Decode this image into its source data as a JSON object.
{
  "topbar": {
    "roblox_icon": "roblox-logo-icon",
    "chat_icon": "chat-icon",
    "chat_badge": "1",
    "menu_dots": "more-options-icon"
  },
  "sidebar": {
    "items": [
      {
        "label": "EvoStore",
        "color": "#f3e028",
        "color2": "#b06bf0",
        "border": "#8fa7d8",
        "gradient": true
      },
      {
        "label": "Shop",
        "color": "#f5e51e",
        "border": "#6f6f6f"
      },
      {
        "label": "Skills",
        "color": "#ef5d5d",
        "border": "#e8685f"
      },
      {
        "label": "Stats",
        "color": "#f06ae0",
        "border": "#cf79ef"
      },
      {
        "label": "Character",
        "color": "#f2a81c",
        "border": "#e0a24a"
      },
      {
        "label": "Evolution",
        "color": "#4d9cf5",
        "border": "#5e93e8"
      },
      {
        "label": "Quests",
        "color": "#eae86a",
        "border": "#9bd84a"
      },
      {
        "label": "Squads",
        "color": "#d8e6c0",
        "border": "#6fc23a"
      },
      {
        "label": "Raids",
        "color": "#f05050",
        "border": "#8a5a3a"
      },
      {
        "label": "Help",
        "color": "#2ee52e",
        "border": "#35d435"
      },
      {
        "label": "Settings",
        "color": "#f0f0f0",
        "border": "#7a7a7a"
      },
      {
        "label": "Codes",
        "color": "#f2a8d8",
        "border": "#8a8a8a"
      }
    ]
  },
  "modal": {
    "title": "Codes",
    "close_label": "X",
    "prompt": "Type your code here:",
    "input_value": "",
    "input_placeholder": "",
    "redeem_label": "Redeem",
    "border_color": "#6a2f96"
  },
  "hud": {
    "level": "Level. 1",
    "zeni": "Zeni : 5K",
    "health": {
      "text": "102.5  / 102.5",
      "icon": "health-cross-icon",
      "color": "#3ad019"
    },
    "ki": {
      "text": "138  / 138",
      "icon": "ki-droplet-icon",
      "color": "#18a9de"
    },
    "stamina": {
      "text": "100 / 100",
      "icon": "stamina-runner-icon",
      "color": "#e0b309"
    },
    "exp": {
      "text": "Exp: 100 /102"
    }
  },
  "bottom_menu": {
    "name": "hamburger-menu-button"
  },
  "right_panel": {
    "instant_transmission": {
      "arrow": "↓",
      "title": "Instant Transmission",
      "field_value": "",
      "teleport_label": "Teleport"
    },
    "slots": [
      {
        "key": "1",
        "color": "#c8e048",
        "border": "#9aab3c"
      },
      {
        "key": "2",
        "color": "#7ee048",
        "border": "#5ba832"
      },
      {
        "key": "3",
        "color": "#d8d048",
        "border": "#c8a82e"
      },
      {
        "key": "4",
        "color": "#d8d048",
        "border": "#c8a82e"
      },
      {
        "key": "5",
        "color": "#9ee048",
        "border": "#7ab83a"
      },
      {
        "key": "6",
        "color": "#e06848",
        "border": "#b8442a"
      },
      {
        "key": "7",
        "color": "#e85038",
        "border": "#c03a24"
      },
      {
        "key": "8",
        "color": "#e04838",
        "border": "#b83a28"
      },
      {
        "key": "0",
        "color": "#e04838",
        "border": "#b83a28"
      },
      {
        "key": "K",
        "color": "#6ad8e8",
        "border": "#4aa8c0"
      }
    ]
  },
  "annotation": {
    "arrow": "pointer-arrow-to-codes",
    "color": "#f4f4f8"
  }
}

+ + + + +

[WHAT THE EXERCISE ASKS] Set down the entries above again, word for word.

[EXERCISE RESPONSE]
Decode this image into its source data as a JSON object.
{
  "topbar": {
    "roblox_icon": "roblox-logo-icon",
    "chat_icon": "chat-icon",
    "chat_badge": "1",
    "menu_dots": "more-options-icon"
  },
  "sidebar": {
    "items": [
      {
        "label": "EvoStore",
        "color": "#f3e028",
        "color2": "#b06bf0",
        "border": "#8fa7d8",
        "gradient": true
      },
      {
        "label": "Shop",
        "color": "#f5e51e",
        "border": "#6f6f6f"
      },
      {
        "label": "Skills",
        "color": "#ef5d5d",
        "border": "#e8685f"
      },
      {
        "label": "Stats",
        "color": "#f06ae0",
        "border": "#cf79ef"
      },
      {
        "label": "Character",
        "color": "#f2a81c",
        "border": "#e0a24a"
      },
      {
        "label": "Evolution",
        "color": "#4d9cf5",
        "border": "#5e93e8"
      },
      {
        "label": "Quests",
        "color": "#eae86a",
        "border": "#9bd84a"
      },
      {
        "label": "Squads",
        "color": "#d8e6c0",
        "border": "#6fc23a"
      },
      {
        "label": "Raids",
        "color": "#f05050",
        "border": "#8a5a3a"
      },
      {
        "label": "Help",
        "color": "#2ee52e",
        "border": "#35d435"
      },
      {
        "label": "Settings",
        "color": "#f0f0f0",
        "border": "#7a7a7a"
      },
      {
        "label": "Codes",
        "color": "#f2a8d8",
        "border": "#8a8a8a"
      }
    ]
  },
  "modal": {
    "title": "Codes",
    "close_label": "X",
    "prompt": "Type your code here:",
    "input_value": "",
    "input_placeholder": "",
    "redeem_label": "Redeem",
    "border_color": "#6a2f96"
  },
  "hud": {
    "level": "Level. 1",
    "zeni": "Zeni : 5K",
    "health": {
      "text": "102.5  / 102.5",
      "icon": "health-cross-icon",
      "color": "#3ad019"
    },
    "ki": {
      "text": "138  / 138",
      "icon": "ki-droplet-icon",
      "color": "#18a9de"
    },
    "stamina": {
      "text": "100 / 100",
      "icon": "stamina-runner-icon",
      "color": "#e0b309"
    },
    "exp": {
      "text": "Exp: 100 /102"
    }
  },
  "bottom_menu": {
    "name": "hamburger-menu-button"
  },
  "right_panel": {
    "instant_transmission": {
      "arrow": "↓",
      "title": "Instant Transmission",
      "field_value": "",
      "teleport_label": "Teleport"
    },
    "slots": [
      {
        "key": "1",
        "color": "#c8e048",
        "border": "#9aab3c"
      },
      {
        "key": "2",
        "color": "#7ee048",
        "border": "#5ba832"
      },
      {
        "key": "3",
        "color": "#d8d048",
        "border": "#c8a82e"
      },
      {
        "key": "4",
        "color": "#d8d048",
        "border": "#c8a82e"
      },
      {
        "key": "5",
        "color": "#9ee048",
        "border": "#7ab83a"
      },
      {
        "key": "6",
        "color": "#e06848",
        "border": "#b8442a"
      },
      {
        "key": "7",
        "color": "#e85038",
        "border": "#c03a24"
      },
      {
        "key": "8",
        "color": "#e04838",
        "border": "#b83a28"
      },
      {
        "key": "0",
        "color": "#e04838",
        "border": "#b83a28"
      },
      {
        "key": "K",
        "color": "#6ad8e8",
        "border": "#4aa8c0"
      }
    ]
  },
  "annotation": {
    "arrow": "pointer-arrow-to-codes",
    "color": "#f4f4f8"
  }
}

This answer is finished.